● Work order:
From the records below, extract all the text exactly and leave the images behind.

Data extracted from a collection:
====================

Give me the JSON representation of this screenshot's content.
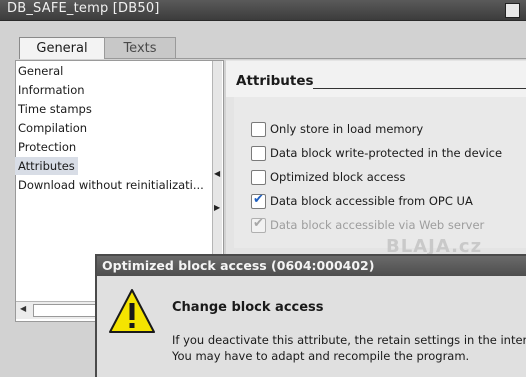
{
  "window": {
    "title": "DB_SAFE_temp [DB50]"
  },
  "tabs": [
    {
      "label": "General",
      "active": true
    },
    {
      "label": "Texts",
      "active": false
    }
  ],
  "nav": {
    "items": [
      {
        "label": "General",
        "selected": false
      },
      {
        "label": "Information",
        "selected": false
      },
      {
        "label": "Time stamps",
        "selected": false
      },
      {
        "label": "Compilation",
        "selected": false
      },
      {
        "label": "Protection",
        "selected": false
      },
      {
        "label": "Attributes",
        "selected": true
      },
      {
        "label": "Download without reinitializati...",
        "selected": false
      }
    ]
  },
  "attributes": {
    "heading": "Attributes",
    "options": [
      {
        "label": "Only store in load memory",
        "checked": false,
        "enabled": true
      },
      {
        "label": "Data block write-protected in the device",
        "checked": false,
        "enabled": true
      },
      {
        "label": "Optimized block access",
        "checked": false,
        "enabled": true
      },
      {
        "label": "Data block accessible from OPC UA",
        "checked": true,
        "enabled": true
      },
      {
        "label": "Data block accessible via Web server",
        "checked": true,
        "enabled": false
      }
    ]
  },
  "watermark": "BLAJA.cz",
  "dialog": {
    "title": "Optimized block access (0604:000402)",
    "heading": "Change block access",
    "message_line1": "If you deactivate this attribute, the retain settings in the interface",
    "message_line2": "You may have to adapt and recompile the program.",
    "icon": "warning-icon"
  },
  "colors": {
    "titlebar": "#4a4a4a",
    "selection": "#d8dde6",
    "checkmark": "#1f5fbf",
    "warning": "#f5e400"
  }
}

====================

● Answer section:
Give me the JSON representation of this screenshot's content.
{
  "window": {
    "title": "DB_SAFE_temp [DB50]"
  },
  "tabs": [
    {
      "label": "General",
      "active": true
    },
    {
      "label": "Texts",
      "active": false
    }
  ],
  "nav": {
    "items": [
      {
        "label": "General",
        "selected": false
      },
      {
        "label": "Information",
        "selected": false
      },
      {
        "label": "Time stamps",
        "selected": false
      },
      {
        "label": "Compilation",
        "selected": false
      },
      {
        "label": "Protection",
        "selected": false
      },
      {
        "label": "Attributes",
        "selected": true
      },
      {
        "label": "Download without reinitializati...",
        "selected": false
      }
    ]
  },
  "attributes": {
    "heading": "Attributes",
    "options": [
      {
        "label": "Only store in load memory",
        "checked": false,
        "enabled": true
      },
      {
        "label": "Data block write-protected in the device",
        "checked": false,
        "enabled": true
      },
      {
        "label": "Optimized block access",
        "checked": false,
        "enabled": true
      },
      {
        "label": "Data block accessible from OPC UA",
        "checked": true,
        "enabled": true
      },
      {
        "label": "Data block accessible via Web server",
        "checked": true,
        "enabled": false
      }
    ]
  },
  "watermark": "BLAJA.cz",
  "dialog": {
    "title": "Optimized block access (0604:000402)",
    "heading": "Change block access",
    "message_line1": "If you deactivate this attribute, the retain settings in the interface",
    "message_line2": "You may have to adapt and recompile the program.",
    "icon": "warning-icon"
  },
  "colors": {
    "titlebar": "#4a4a4a",
    "selection": "#d8dde6",
    "checkmark": "#1f5fbf",
    "warning": "#f5e400"
  }
}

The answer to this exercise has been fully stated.